1.       (But complaint in Am. Well Works would have failed Smith test anyway because no federal issue appeared in well-pleaded complaint; trade libel didn’t need to see if fed. patent was valid).
                                                          iii.      Moore: Contrary to Smith, seems to say state claim with federal issue not enough to get into federal court.
1.       (But strong “pocketbook” federal interest in being able to sell federal bonds in Smith)
2.       Maybe distinct federal interests: Stevens in Merrell Dow says Smith concerned constitutionality of federal statute, while in Moore the violation of a federal standard as an element of state tort didn’t change the state tort nature of the action.
                                                           iv.      Merrell Dow: (Narrows Smith)
1.       (Federal law that’s essential part of state law cause of action must itself provide its own cause of action, not just be a non-actionable regulation)
a.       An “embedded cause of action” test for either an express or implied remedy. If Congress didn’t create a cause of action, it’s virtually conclusive evidence that Cong didn’t want fed jurisdiction to determine whether there’s a state-law remedy, or at least didn’t care how states interpreted that law.
                                                             v.      Grable: (limits Merrell’s limitations on jurisdiction)
Merrell Dow’s rule doesn’t apply if there’s an important national interest
[1] In Smith, arising under jurisdiction under §1331 not when the “federal claim is merely colorable,” but when from the face of the complaint π’s “right to relief depends on the construction or application of the Constitution or laws of the U.S.”
[2] Am. Well Works (Holmes)
[3] Smith
[4] Merrell Dow. Or does federal statute preempt state law remedies?
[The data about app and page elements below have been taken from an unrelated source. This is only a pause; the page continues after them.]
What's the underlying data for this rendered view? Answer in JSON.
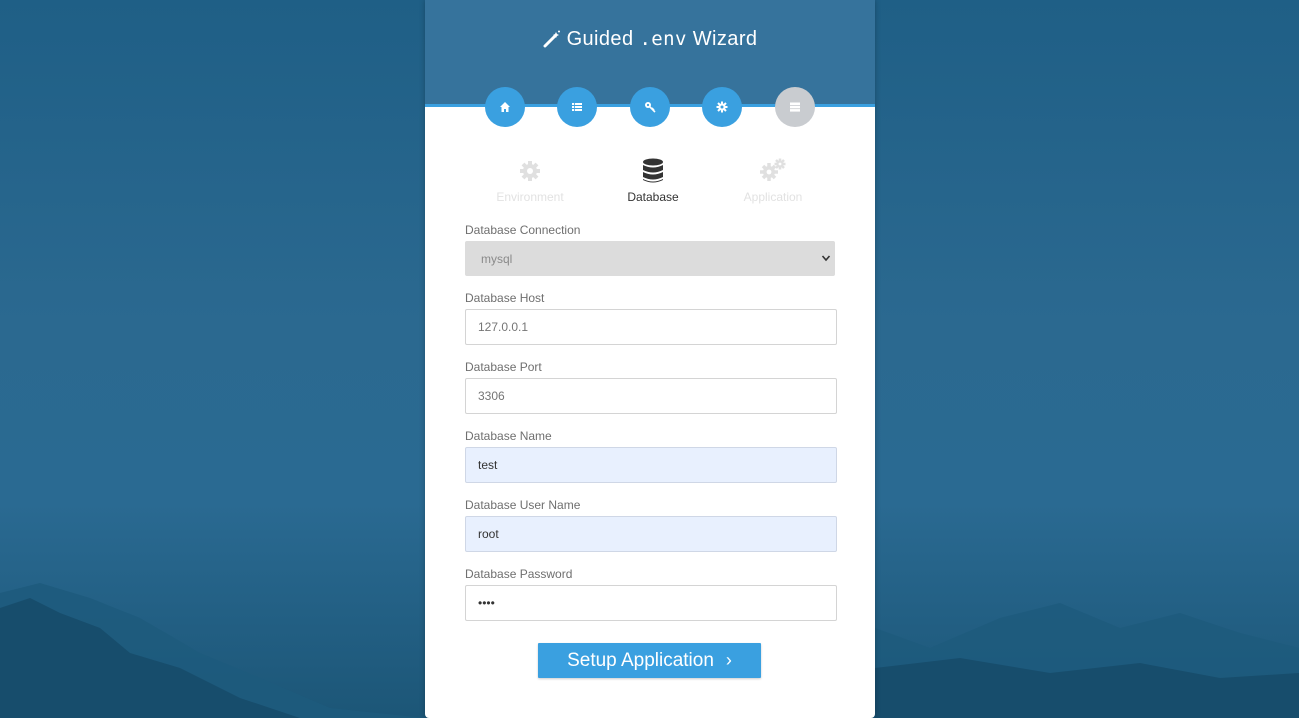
{
  "header": {
    "title_prefix": "Guided",
    "title_mono": ".env",
    "title_suffix": "Wizard"
  },
  "steps": [
    {
      "icon": "home-icon",
      "active": true
    },
    {
      "icon": "list-icon",
      "active": true
    },
    {
      "icon": "key-icon",
      "active": true
    },
    {
      "icon": "gear-icon",
      "active": true
    },
    {
      "icon": "server-icon",
      "active": false
    }
  ],
  "tabs": {
    "environment": "Environment",
    "database": "Database",
    "application": "Application"
  },
  "form": {
    "connection": {
      "label": "Database Connection",
      "value": "mysql"
    },
    "host": {
      "label": "Database Host",
      "value": "127.0.0.1"
    },
    "port": {
      "label": "Database Port",
      "value": "3306"
    },
    "name": {
      "label": "Database Name",
      "value": "test"
    },
    "username": {
      "label": "Database User Name",
      "value": "root"
    },
    "password": {
      "label": "Database Password",
      "value": "••••"
    }
  },
  "button": {
    "label": "Setup Application",
    "arrow": "›"
  },
  "colors": {
    "accent": "#3aa0e0",
    "header": "#36739c",
    "inactive": "#c9ccd0",
    "autofill": "#e8f0fe"
  }
}
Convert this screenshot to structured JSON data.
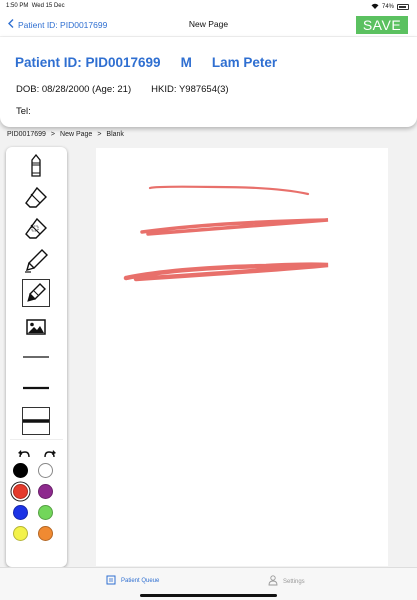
{
  "status_bar": {
    "time": "1:50 PM",
    "date": "Wed 15 Dec",
    "battery": "74%"
  },
  "nav": {
    "back_label": "Patient ID: PID0017699",
    "title": "New Page",
    "save_label": "SAVE"
  },
  "patient": {
    "id_label": "Patient ID: PID0017699",
    "sex": "M",
    "name": "Lam Peter",
    "dob": "DOB: 08/28/2000 (Age: 21)",
    "hkid": "HKID: Y987654(3)",
    "tel": "Tel:"
  },
  "breadcrumb": [
    "PID0017699",
    ">",
    "New Page",
    ">",
    "Blank"
  ],
  "tools": {
    "items": [
      "pencil-icon",
      "eraser-icon",
      "area-eraser-icon",
      "marker-icon",
      "highlighter-icon",
      "image-icon",
      "thin-line-icon",
      "medium-line-icon",
      "thick-line-icon"
    ],
    "selected": "highlighter-icon"
  },
  "colors": {
    "swatches": [
      "#000000",
      "#ffffff",
      "#e53b2c",
      "#8e2a8e",
      "#1c33e6",
      "#72d65a",
      "#f3f24a",
      "#f08a32"
    ],
    "selected": "#e53b2c"
  },
  "tab_bar": {
    "queue_label": "Patient Queue",
    "settings_label": "Settings",
    "active": "Patient Queue"
  }
}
[5] Grable. This even if Congress has legislated extensively in an area, because such jurisdiction would displace too many cases that are traditionally in state courts. Focus on the nature of the federal interest. Merrell Dow fn. 12.